- **Problem**:
Gather all lines from the material that contain the word "controllers".

★ ★ ★ ★

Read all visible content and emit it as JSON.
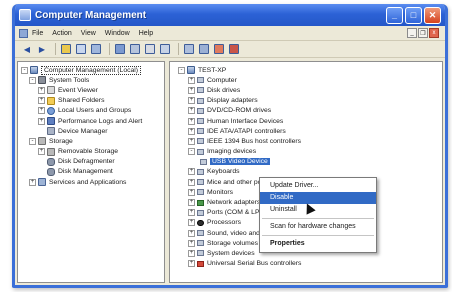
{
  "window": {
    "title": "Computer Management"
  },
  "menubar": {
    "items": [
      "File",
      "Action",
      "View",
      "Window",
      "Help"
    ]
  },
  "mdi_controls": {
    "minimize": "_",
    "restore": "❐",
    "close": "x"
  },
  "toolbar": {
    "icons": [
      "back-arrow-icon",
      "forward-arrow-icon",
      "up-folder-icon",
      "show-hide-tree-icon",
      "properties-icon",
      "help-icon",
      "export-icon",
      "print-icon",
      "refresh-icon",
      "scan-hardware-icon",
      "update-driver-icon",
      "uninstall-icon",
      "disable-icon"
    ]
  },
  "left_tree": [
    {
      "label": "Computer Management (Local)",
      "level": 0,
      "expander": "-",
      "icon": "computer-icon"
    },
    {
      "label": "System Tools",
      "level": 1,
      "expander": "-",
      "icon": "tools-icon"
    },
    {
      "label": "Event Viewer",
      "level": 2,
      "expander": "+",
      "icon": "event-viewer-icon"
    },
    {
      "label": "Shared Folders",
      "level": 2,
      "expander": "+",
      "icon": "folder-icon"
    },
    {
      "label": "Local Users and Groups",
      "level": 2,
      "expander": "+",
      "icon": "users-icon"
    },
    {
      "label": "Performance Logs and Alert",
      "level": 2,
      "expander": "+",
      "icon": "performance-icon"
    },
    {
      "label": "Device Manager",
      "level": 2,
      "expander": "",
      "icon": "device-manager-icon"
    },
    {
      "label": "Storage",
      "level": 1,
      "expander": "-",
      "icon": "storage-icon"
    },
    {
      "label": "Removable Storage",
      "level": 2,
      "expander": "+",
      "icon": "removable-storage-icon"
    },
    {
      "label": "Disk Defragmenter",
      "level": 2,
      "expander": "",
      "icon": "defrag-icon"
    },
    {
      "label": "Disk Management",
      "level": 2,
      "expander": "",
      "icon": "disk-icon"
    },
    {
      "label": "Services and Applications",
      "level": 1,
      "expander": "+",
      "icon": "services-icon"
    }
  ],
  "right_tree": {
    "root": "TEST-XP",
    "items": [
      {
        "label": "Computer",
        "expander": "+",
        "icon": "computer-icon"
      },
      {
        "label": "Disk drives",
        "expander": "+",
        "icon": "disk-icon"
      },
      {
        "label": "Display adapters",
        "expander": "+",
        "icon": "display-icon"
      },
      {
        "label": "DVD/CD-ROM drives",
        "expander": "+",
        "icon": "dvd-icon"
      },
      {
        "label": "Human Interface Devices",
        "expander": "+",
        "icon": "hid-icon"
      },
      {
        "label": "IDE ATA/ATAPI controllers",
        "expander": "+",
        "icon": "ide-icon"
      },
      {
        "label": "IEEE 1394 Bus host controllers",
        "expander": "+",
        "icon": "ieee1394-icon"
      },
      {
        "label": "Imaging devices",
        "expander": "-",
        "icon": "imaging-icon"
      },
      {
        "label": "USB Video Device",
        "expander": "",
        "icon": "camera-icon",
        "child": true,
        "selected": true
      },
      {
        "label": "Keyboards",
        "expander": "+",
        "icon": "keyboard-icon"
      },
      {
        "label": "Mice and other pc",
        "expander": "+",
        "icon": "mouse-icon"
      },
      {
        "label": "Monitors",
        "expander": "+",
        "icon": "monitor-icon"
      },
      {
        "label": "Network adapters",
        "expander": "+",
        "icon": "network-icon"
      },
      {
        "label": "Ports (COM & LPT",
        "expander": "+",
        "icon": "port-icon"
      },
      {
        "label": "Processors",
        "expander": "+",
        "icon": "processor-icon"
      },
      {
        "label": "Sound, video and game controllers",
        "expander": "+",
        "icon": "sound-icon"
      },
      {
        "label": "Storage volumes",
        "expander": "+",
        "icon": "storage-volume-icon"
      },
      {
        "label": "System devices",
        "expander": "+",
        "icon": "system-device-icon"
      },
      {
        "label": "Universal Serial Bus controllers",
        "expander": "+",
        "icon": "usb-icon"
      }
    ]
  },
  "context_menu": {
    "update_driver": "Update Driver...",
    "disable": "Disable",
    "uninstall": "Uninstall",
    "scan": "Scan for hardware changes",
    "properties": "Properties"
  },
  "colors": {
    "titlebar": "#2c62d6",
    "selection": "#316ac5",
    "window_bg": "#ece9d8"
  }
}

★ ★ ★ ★

- **Expected output**:
        "label": "IDE ATA/ATAPI controllers",
        "label": "IEEE 1394 Bus host controllers",
        "label": "Sound, video and game controllers",
        "label": "Universal Serial Bus controllers",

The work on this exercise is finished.